The report notes that police and other enforcement agencies were slow to “effectively counter societal attacks, including attacks against religious minorities.”
“Despite government efforts to foster communal harmony, some extremists continued to view ineffective investigation and prosecution of attacks on religious minorities, particularly at the state and local levels, as a signal that they could commit such violence with impunity, although numerous cases were in the courts at the end of the reporting period.”
It further states say that despite the federal government’s efforts to reject Hindutva, the nationalist ideology espousing Hindu religious and cultural norms above all others, “it continued to influence some government policies and actions at the state and local levels.”
The report also said that while the UPA government was not accused of violating religious freedom, human rights activists criticized it for alleged “indifference and inaction in the face of abuses committed by state and local authorities and private citizens.”

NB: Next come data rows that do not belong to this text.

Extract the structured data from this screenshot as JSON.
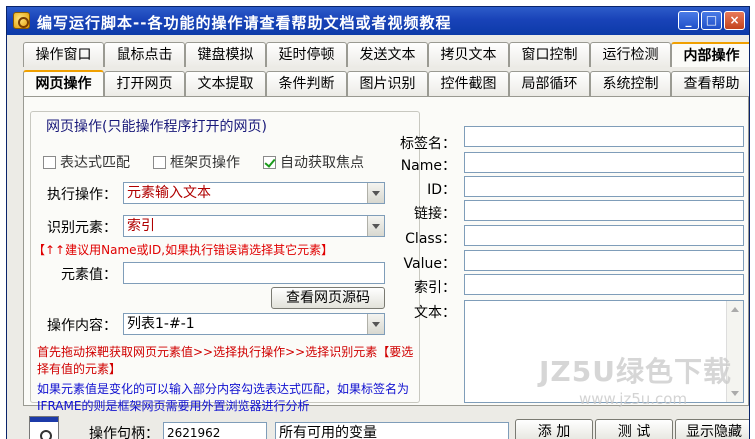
{
  "window": {
    "title": "编写运行脚本--各功能的操作请查看帮助文档或者视频教程"
  },
  "tabs_row1": [
    "操作窗口",
    "鼠标点击",
    "键盘模拟",
    "延时停顿",
    "发送文本",
    "拷贝文本",
    "窗口控制",
    "运行检测",
    "内部操作"
  ],
  "tabs_row2": [
    "网页操作",
    "打开网页",
    "文本提取",
    "条件判断",
    "图片识别",
    "控件截图",
    "局部循环",
    "系统控制",
    "查看帮助"
  ],
  "active_tab_row1": "内部操作",
  "active_tab_row2": "网页操作",
  "group": {
    "title": "网页操作(只能操作程序打开的网页)"
  },
  "checkboxes": [
    {
      "label": "表达式匹配",
      "checked": false
    },
    {
      "label": "框架页操作",
      "checked": false
    },
    {
      "label": "自动获取焦点",
      "checked": true
    }
  ],
  "exec_op": {
    "label": "执行操作：",
    "value": "元素输入文本"
  },
  "identify": {
    "label": "识别元素：",
    "value": "索引"
  },
  "hint_red": "【↑↑建议用Name或ID,如果执行错误请选择其它元素】",
  "element_value": {
    "label": "元素值：",
    "value": ""
  },
  "view_source_button": "查看网页源码",
  "op_content": {
    "label": "操作内容：",
    "value": "列表1-#-1"
  },
  "instruction_red": "首先拖动探靶获取网页元素值>>选择执行操作>>选择识别元素【要选择有值的元素】",
  "instruction_blue": "如果元素值是变化的可以输入部分内容勾选表达式匹配，如果标签名为IFRAME的则是框架网页需要用外置浏览器进行分析",
  "right_fields": [
    {
      "label": "标签名：",
      "value": ""
    },
    {
      "label": "Name：",
      "value": ""
    },
    {
      "label": "ID：",
      "value": ""
    },
    {
      "label": "链接：",
      "value": ""
    },
    {
      "label": "Class：",
      "value": ""
    },
    {
      "label": "Value：",
      "value": ""
    },
    {
      "label": "索引：",
      "value": ""
    },
    {
      "label": "文本：",
      "value": ""
    }
  ],
  "watermark": {
    "line1": "JZ5U绿色下载",
    "line2": "www.jz5u.com"
  },
  "bottom": {
    "handle_label": "操作句柄：",
    "handle_value": "2621962",
    "variables_value": "所有可用的变量",
    "add_button": "添 加",
    "test_button": "测 试",
    "toggle_button": "显示隐藏"
  }
}
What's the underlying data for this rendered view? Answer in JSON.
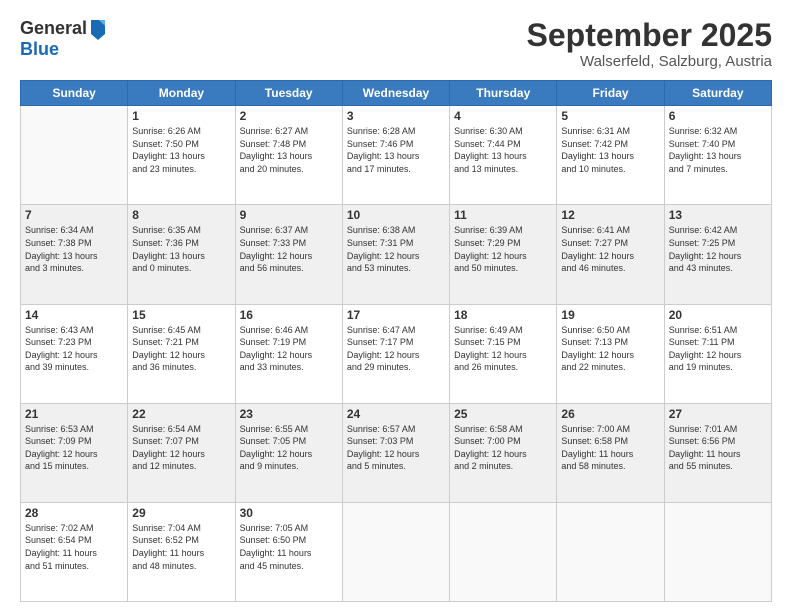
{
  "header": {
    "logo_general": "General",
    "logo_blue": "Blue",
    "month_title": "September 2025",
    "location": "Walserfeld, Salzburg, Austria"
  },
  "days_of_week": [
    "Sunday",
    "Monday",
    "Tuesday",
    "Wednesday",
    "Thursday",
    "Friday",
    "Saturday"
  ],
  "weeks": [
    [
      {
        "day": "",
        "info": ""
      },
      {
        "day": "1",
        "info": "Sunrise: 6:26 AM\nSunset: 7:50 PM\nDaylight: 13 hours\nand 23 minutes."
      },
      {
        "day": "2",
        "info": "Sunrise: 6:27 AM\nSunset: 7:48 PM\nDaylight: 13 hours\nand 20 minutes."
      },
      {
        "day": "3",
        "info": "Sunrise: 6:28 AM\nSunset: 7:46 PM\nDaylight: 13 hours\nand 17 minutes."
      },
      {
        "day": "4",
        "info": "Sunrise: 6:30 AM\nSunset: 7:44 PM\nDaylight: 13 hours\nand 13 minutes."
      },
      {
        "day": "5",
        "info": "Sunrise: 6:31 AM\nSunset: 7:42 PM\nDaylight: 13 hours\nand 10 minutes."
      },
      {
        "day": "6",
        "info": "Sunrise: 6:32 AM\nSunset: 7:40 PM\nDaylight: 13 hours\nand 7 minutes."
      }
    ],
    [
      {
        "day": "7",
        "info": "Sunrise: 6:34 AM\nSunset: 7:38 PM\nDaylight: 13 hours\nand 3 minutes."
      },
      {
        "day": "8",
        "info": "Sunrise: 6:35 AM\nSunset: 7:36 PM\nDaylight: 13 hours\nand 0 minutes."
      },
      {
        "day": "9",
        "info": "Sunrise: 6:37 AM\nSunset: 7:33 PM\nDaylight: 12 hours\nand 56 minutes."
      },
      {
        "day": "10",
        "info": "Sunrise: 6:38 AM\nSunset: 7:31 PM\nDaylight: 12 hours\nand 53 minutes."
      },
      {
        "day": "11",
        "info": "Sunrise: 6:39 AM\nSunset: 7:29 PM\nDaylight: 12 hours\nand 50 minutes."
      },
      {
        "day": "12",
        "info": "Sunrise: 6:41 AM\nSunset: 7:27 PM\nDaylight: 12 hours\nand 46 minutes."
      },
      {
        "day": "13",
        "info": "Sunrise: 6:42 AM\nSunset: 7:25 PM\nDaylight: 12 hours\nand 43 minutes."
      }
    ],
    [
      {
        "day": "14",
        "info": "Sunrise: 6:43 AM\nSunset: 7:23 PM\nDaylight: 12 hours\nand 39 minutes."
      },
      {
        "day": "15",
        "info": "Sunrise: 6:45 AM\nSunset: 7:21 PM\nDaylight: 12 hours\nand 36 minutes."
      },
      {
        "day": "16",
        "info": "Sunrise: 6:46 AM\nSunset: 7:19 PM\nDaylight: 12 hours\nand 33 minutes."
      },
      {
        "day": "17",
        "info": "Sunrise: 6:47 AM\nSunset: 7:17 PM\nDaylight: 12 hours\nand 29 minutes."
      },
      {
        "day": "18",
        "info": "Sunrise: 6:49 AM\nSunset: 7:15 PM\nDaylight: 12 hours\nand 26 minutes."
      },
      {
        "day": "19",
        "info": "Sunrise: 6:50 AM\nSunset: 7:13 PM\nDaylight: 12 hours\nand 22 minutes."
      },
      {
        "day": "20",
        "info": "Sunrise: 6:51 AM\nSunset: 7:11 PM\nDaylight: 12 hours\nand 19 minutes."
      }
    ],
    [
      {
        "day": "21",
        "info": "Sunrise: 6:53 AM\nSunset: 7:09 PM\nDaylight: 12 hours\nand 15 minutes."
      },
      {
        "day": "22",
        "info": "Sunrise: 6:54 AM\nSunset: 7:07 PM\nDaylight: 12 hours\nand 12 minutes."
      },
      {
        "day": "23",
        "info": "Sunrise: 6:55 AM\nSunset: 7:05 PM\nDaylight: 12 hours\nand 9 minutes."
      },
      {
        "day": "24",
        "info": "Sunrise: 6:57 AM\nSunset: 7:03 PM\nDaylight: 12 hours\nand 5 minutes."
      },
      {
        "day": "25",
        "info": "Sunrise: 6:58 AM\nSunset: 7:00 PM\nDaylight: 12 hours\nand 2 minutes."
      },
      {
        "day": "26",
        "info": "Sunrise: 7:00 AM\nSunset: 6:58 PM\nDaylight: 11 hours\nand 58 minutes."
      },
      {
        "day": "27",
        "info": "Sunrise: 7:01 AM\nSunset: 6:56 PM\nDaylight: 11 hours\nand 55 minutes."
      }
    ],
    [
      {
        "day": "28",
        "info": "Sunrise: 7:02 AM\nSunset: 6:54 PM\nDaylight: 11 hours\nand 51 minutes."
      },
      {
        "day": "29",
        "info": "Sunrise: 7:04 AM\nSunset: 6:52 PM\nDaylight: 11 hours\nand 48 minutes."
      },
      {
        "day": "30",
        "info": "Sunrise: 7:05 AM\nSunset: 6:50 PM\nDaylight: 11 hours\nand 45 minutes."
      },
      {
        "day": "",
        "info": ""
      },
      {
        "day": "",
        "info": ""
      },
      {
        "day": "",
        "info": ""
      },
      {
        "day": "",
        "info": ""
      }
    ]
  ]
}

Lack of Effort
There is a general feeling among Christians that the UPA government is not making efforts to check Christian persecution.
Dayal pointed out that the federal government’s proposed law against religion-related violence may curb anti-Muslim violence, but it would be toothless against anti-Christian attacks as it seeks to check only “large-scale” incidents.
“We do not come under the scrutiny of its defining and screening measures,” Dayal said. “The Christians are dispersed. The violence against them is also dispersed. It may be just one case a year in one village across the country. But there are 400,000 villages, and the total violence may be as much.”
He added that the incidents of persecution may be spread out, but they are not isolated. “If 1,000 isolated cases occurred in one country, they fit a pattern.”
Some Christians said they feel that any attack on religious minorities in a democratic country like India is an attack on freedom.
“Particularly attacks on Christians are not in retaliation against some committed crime, but purely because they practice a different religion from the majority,” Father Dominic Emmanuel, spokesperson of the Archdiocese of Delhi, told Compass. “These attacks cannot be tolerated at all. The government should do its utmost to stop them.”
Copyright 2007 Compass Direct News